I guess there are two kinds of people in this world. Those that like the Muppets and those that don't. Count me as a fan. The Muppets 3D attraction in Disney California Adventure presents a bit of a challenge. I like it. I like the humor, the whimsy, the understated jokes, the characters. I like the queue area and I even like the Muppets 3D film itself, but there lies the problem. Like a lot of the 3D efforts Disney has put in their parks, after so many viewings, the films get rather tiresome and in the case of the Muppets in DCA, even the exploding theater is now predictable.
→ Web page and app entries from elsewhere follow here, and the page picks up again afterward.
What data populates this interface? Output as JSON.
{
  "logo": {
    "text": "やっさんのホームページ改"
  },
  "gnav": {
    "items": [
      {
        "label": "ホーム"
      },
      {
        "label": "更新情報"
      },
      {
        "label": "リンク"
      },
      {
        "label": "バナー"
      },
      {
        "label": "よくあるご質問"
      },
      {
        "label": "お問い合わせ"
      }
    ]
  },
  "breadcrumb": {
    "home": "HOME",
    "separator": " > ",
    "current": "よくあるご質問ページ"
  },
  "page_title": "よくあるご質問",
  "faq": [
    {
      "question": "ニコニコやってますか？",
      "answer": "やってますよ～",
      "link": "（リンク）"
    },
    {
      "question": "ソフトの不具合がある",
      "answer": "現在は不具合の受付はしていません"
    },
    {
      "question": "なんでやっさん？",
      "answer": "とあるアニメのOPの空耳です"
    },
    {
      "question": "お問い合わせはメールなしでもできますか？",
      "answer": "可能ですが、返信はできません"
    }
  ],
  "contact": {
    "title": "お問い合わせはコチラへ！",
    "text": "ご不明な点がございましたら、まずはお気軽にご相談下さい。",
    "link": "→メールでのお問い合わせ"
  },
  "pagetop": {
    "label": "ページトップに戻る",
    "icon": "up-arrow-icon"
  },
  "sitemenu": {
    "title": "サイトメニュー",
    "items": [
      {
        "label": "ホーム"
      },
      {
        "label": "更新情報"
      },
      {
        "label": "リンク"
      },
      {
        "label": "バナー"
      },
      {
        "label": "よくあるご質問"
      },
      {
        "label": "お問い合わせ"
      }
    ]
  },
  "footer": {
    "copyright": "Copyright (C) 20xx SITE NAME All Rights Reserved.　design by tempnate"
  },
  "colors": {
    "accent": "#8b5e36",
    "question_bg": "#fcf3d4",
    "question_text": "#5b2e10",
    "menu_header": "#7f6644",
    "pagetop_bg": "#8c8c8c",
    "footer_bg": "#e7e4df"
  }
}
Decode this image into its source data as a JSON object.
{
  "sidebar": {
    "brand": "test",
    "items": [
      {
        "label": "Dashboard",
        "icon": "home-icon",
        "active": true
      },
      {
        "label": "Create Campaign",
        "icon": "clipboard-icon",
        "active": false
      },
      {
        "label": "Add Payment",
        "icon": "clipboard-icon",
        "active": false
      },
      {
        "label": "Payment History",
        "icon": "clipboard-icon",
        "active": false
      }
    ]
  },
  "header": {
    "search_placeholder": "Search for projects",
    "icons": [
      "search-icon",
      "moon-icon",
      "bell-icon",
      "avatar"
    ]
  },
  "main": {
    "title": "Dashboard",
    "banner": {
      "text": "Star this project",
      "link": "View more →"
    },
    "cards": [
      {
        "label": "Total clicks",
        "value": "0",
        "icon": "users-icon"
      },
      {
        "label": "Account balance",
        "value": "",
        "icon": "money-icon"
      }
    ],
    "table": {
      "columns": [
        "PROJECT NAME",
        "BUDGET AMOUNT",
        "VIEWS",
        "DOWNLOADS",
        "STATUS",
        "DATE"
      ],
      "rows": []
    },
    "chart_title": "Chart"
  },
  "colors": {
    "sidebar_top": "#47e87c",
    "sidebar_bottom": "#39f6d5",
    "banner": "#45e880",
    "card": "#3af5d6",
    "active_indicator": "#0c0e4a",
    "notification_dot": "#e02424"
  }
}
On our last trip to Disneyland and DCA in March, Mrs. DisneylandTraveler and I had just gotten out of Aladdin or off Monters Inc. when I asked her if she wanted to go in and see the Muppets. This had worked countless times before. The Muppets 3D is a no effort attraction - never a long wait, never very crowded, and they get people in and out quickly. But on this particular visit, Mrs. DLT said she had seen the Muppets enough and didn't really want to go in. I can't blame her I suppose but it probably did break my streak of seeing the Muppets at least once on every single one of our trips. It has gotten a bit long in the tooth but these are THE MUPPETS, personal friends.
There is hope. Rumor has it that a new digital Muppets 3D movie is on the way. Whether they'll update the old one or have a brand new film I don't know, but any update to the attraction would be appreciated by its scores of fans. And coming to save America when America really needs it - on November 23rd, Disney releases a brand new Muppet movie to the theaters. Here are a couple of trailers.
So Disney is resurrecting the Muppet franchise. Disney bought the Muppets (the Kermit Muppets not the Muppets of Sesame Street) back in 2004 from the heirs of Jim Henson after many years of negotiation. Let's hope Disney does these wonderful characters proud and gives them their proper due.
In 2011, Disney gave Muppet creator Jim Henson the honor of Disney Legend even though none of Jim's Muppet work was done under the Disney label. The honor was presented to the family of Jim Henson who Disney well compensated when they sold the rights to the Muppets to the Walt Disney Company. In reality, before he died unexpectedly in 1990 of a bacterial lung infection, Henson was trying to negotiate the Muppets distribution rights to Disney. He wanted Disney to handle the business end while he could concentrate his efforts on the creative side. The condition that caused Jim Henson's death was sadly treatable. He avoided going to the hospital before it got to be too late because, as the story goes, "he didn't want to bother anyone." A family of Muppets lost their creator. A generation of people lost a friend. The picture below is from the "dreamers" collection that graces the Disneyland Opera House.